rockfish photo at santa cruz island

Rockfish photo at night, Fisheye lens, F8, ISO 200, 1/200th, Channel Islands

 

Underwater Camera Settings

Shoot at a high shutter speed if you want to block out light from dive lights, and shoot at a lower shutter speed to include light from dive lights. The smaller the aperture, the more depth of field you will have, but keep in mind your strobes may have less "reach" through the water.

You can dive with one or two strobes. One strobe can give an interesting effect, making it easier to light up only part of the subject or frame. Photos taken at night usually look best with even lighting.

 

Setting Manual Focus

If you feel like you might have trouble focusing your lens at night, and you are using a fisheye or wide-angle lens, you can prefocus your wide angle lens at the hyperfocal distance for F8 (around 3ft in front of the port) and leave it on manual focus for the dive, everything will be in focus from 1.5ft to infinity. Note - you must do this underwater, not on land , otherwise everything will be out of focus. This is because you are focusing on a virtual image that is closer to the dome port underwater than on land. If your camera allows it, focus on your fin underwater, about 2 1/2 ft away, and then switch to manual focus.

 

Underwater night photography tips

  • Shoot at a high shutter speed to block out light from dive lights

  • Use a good focus light if possible

  • Use continuous focus mode if your camera offers it, in case your camera has trouble achieving focus

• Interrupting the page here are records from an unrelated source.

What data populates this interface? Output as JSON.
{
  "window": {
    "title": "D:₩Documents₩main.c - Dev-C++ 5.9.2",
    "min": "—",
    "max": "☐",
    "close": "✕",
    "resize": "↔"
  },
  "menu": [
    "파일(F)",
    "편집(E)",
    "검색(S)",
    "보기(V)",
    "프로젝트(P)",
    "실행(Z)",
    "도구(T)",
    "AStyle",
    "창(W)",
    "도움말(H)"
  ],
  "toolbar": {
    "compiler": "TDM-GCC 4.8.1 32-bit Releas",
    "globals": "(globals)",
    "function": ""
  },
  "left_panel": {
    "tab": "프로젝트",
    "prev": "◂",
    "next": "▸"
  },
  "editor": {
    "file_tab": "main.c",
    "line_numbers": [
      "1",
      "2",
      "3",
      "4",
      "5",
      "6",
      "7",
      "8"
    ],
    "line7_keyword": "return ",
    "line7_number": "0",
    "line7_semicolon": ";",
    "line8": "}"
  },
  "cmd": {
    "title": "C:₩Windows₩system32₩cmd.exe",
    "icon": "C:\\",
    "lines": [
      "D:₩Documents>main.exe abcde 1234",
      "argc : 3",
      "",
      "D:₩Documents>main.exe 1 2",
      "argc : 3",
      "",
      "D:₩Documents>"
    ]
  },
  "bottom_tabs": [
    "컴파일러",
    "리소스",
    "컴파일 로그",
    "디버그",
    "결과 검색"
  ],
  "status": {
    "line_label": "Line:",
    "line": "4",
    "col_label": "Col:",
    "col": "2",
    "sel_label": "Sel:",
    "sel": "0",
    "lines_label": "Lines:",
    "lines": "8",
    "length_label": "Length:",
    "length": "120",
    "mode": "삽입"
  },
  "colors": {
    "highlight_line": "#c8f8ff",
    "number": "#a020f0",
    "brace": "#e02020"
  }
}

  • Take photos within 12 inches of the subject for great color in your photographs

 

Further Reading

Settings for wide-angle underwater

Wide-angle underwater photography technique

Dome port optics

Photographing sharks and other big animals underwater

Underwater strobe positions